Church bans yoga over fears of 'worshipping false gods'
YOGA classes are being banned in inner west church halls because the exercise practice may lead Christians to "worshipping false gods".
The Anglican Church in Erskineville is not allowing yoga classes in its hall after June 30 to stop "spiritual confusion".
And other churches across the region have been told by the Anglian church's Sydney Diocese to "review" yoga classes being conducted on any church premises.
This review comes after the diocese received a report - Yoga and other such activities - from its Social Issues Committee, at its 2015 Synod, the annual policy meeting of clergy and lay people.
In the report, the committee urged that yoga be kicked out of church and school halls because it "emerges from an Eastern religious background".

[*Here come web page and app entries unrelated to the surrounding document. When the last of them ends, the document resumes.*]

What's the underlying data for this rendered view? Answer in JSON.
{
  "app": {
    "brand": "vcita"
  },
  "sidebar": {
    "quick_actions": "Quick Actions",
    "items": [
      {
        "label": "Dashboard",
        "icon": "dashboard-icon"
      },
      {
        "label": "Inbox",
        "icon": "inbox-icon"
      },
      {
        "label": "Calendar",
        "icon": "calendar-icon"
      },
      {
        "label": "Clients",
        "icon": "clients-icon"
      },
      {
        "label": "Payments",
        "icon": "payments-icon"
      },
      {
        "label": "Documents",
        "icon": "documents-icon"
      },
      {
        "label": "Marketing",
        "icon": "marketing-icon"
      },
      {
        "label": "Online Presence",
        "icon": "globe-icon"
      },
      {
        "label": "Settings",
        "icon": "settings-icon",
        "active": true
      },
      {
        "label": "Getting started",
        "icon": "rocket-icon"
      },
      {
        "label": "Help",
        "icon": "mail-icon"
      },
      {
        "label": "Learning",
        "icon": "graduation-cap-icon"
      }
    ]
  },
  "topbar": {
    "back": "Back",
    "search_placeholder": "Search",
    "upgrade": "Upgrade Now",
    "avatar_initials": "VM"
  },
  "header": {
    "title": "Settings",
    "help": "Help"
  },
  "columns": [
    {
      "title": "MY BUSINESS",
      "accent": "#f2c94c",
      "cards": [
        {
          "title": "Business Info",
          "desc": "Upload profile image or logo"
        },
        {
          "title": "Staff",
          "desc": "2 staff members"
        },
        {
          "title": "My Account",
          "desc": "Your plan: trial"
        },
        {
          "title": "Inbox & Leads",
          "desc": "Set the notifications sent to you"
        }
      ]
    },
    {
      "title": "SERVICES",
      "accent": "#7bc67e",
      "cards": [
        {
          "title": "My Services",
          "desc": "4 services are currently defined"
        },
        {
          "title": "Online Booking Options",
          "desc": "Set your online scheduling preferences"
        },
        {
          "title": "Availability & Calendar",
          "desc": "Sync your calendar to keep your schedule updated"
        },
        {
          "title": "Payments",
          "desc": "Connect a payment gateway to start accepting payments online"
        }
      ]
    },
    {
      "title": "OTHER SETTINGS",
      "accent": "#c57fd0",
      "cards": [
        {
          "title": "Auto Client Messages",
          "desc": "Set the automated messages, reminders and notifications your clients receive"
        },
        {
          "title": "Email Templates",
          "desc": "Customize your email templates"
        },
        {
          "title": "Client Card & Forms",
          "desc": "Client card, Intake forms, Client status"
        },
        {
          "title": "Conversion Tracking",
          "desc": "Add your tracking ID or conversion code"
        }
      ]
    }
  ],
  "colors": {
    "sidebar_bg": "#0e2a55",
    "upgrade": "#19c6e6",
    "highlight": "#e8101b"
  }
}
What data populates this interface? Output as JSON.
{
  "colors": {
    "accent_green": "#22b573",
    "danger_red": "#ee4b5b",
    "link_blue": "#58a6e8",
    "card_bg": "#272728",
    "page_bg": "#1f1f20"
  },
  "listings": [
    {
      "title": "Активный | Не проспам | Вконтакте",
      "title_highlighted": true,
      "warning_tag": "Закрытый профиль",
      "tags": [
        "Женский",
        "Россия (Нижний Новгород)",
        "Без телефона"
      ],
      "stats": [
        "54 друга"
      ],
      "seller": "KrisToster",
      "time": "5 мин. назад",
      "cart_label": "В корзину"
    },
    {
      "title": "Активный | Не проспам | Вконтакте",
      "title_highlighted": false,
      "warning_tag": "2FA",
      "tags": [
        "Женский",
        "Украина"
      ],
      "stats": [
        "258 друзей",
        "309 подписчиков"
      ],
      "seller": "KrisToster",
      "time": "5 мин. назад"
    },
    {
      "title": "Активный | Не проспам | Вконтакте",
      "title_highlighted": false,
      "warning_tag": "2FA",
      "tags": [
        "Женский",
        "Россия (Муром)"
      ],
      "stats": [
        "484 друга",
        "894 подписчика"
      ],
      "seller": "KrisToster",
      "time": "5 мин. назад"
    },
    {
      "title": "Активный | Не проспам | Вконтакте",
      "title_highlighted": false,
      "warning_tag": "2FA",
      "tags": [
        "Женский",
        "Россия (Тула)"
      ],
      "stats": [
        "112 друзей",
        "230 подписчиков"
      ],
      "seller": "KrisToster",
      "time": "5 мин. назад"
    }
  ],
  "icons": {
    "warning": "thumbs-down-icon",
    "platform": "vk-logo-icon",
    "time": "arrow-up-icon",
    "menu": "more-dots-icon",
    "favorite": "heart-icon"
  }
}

The Synod, in accepting the report, noted that the First Commandment points out that "as Christ's disciples" they must "avoid participating in the worship of false gods".

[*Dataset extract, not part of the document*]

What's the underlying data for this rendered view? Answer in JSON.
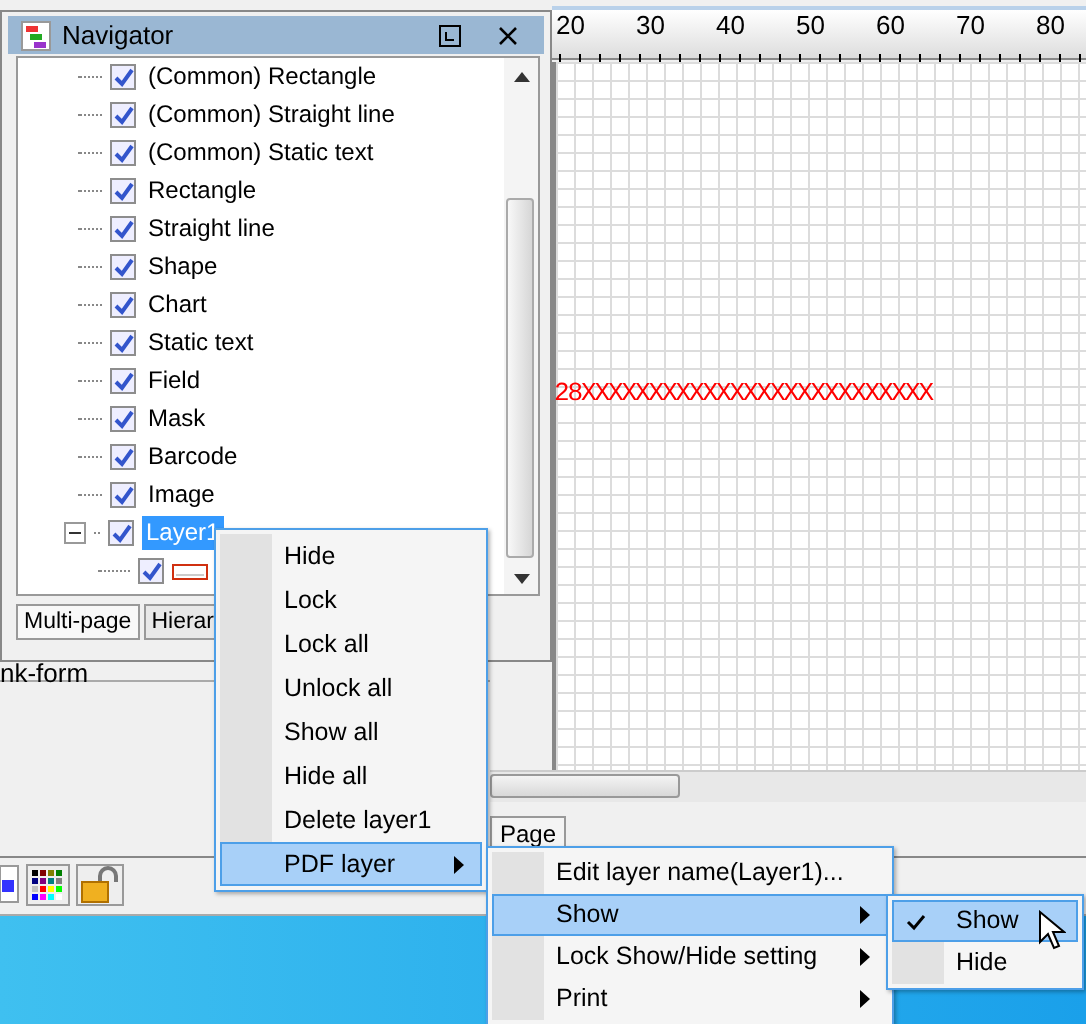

The committee advised churches not to rent out their premises to yoga classes "on account of the spiritual confusion this may cause".
It also suggested that other activities such as tai chi, some martial arts and dragon boating should be examined because they are contrary to the gospel.

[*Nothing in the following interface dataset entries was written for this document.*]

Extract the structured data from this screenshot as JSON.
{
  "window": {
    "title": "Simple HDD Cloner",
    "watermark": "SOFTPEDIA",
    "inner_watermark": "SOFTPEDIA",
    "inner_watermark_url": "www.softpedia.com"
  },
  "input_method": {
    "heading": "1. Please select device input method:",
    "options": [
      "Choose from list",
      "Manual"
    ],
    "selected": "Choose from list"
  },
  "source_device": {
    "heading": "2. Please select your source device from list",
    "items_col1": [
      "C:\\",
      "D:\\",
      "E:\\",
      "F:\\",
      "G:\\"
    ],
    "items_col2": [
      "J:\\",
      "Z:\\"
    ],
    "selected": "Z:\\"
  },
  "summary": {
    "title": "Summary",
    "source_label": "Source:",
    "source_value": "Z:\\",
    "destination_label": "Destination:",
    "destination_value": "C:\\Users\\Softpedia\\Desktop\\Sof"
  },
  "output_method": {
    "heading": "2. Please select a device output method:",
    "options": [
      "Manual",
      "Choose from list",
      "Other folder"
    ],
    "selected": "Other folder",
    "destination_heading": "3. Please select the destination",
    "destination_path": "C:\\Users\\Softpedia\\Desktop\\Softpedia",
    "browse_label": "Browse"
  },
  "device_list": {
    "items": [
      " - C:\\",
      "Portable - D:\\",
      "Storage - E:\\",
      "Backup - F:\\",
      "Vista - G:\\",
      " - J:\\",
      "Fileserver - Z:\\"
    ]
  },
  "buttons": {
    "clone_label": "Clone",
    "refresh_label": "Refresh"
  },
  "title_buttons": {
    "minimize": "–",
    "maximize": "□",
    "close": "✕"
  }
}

A diocese spokesman said the church was reviewing classes being conducted on church premises where there was a spiritual teaching associated with the practice, "as opposed to yoga positions done merely for the sake of exercise".
"The review is ongoing in a number of churches. In the case of Erskineville, conversations have been entered into with class providers but no final decision has yet been taken," the spokesman said.
But two yoga teachers said they have been told by church officials that their rental agreements with an inner west church would not be renewed after July 1 if they continue yoga classes.
One of the teachers, who asked not to be named, said he was changing the name of the classes to "mindful movement therapy" to get round the church ban.
"If I continued to say I'm teaching yoga, then the class is not allowed," the teacher said.
"It's a big decision by the church that affects a lot of people but it has been done in a hush-hush sort of way."
Another yoga teacher, who asked not be named, said local church officials told her that she was preaching about yoga and that it could lead to her clients worshipping false gods.
"We are not teaching religion," the teacher said.
"It's exercise. It's also a lot of fun.
"We're not worshipping anything. We're sharing the joy of yoga, breath, gentle movement, rhythm, deep relaxation.
"It's not like I'm sacrificing virgins in there."
Gillian Farrell, a member of a yoga class held at Erskineville for four years, said she and other regulars were disappointed at the church's stance.
"I think it is sad that this body of people doesn't recognise just what yoga can do for health body and mind and make a decision that affects the wider community," Mrs Farrell said.
"For us it's not religious."
Her husband, David Farrell, said the church should be more aware of its responsibilities to the general community, "rather than painting the simple act of practising yoga a dangerous and soul threatening activity".
"Apparently the Anglican's Invisible Sky Friend is jealous of other people's Invisible Sky Friends," he said.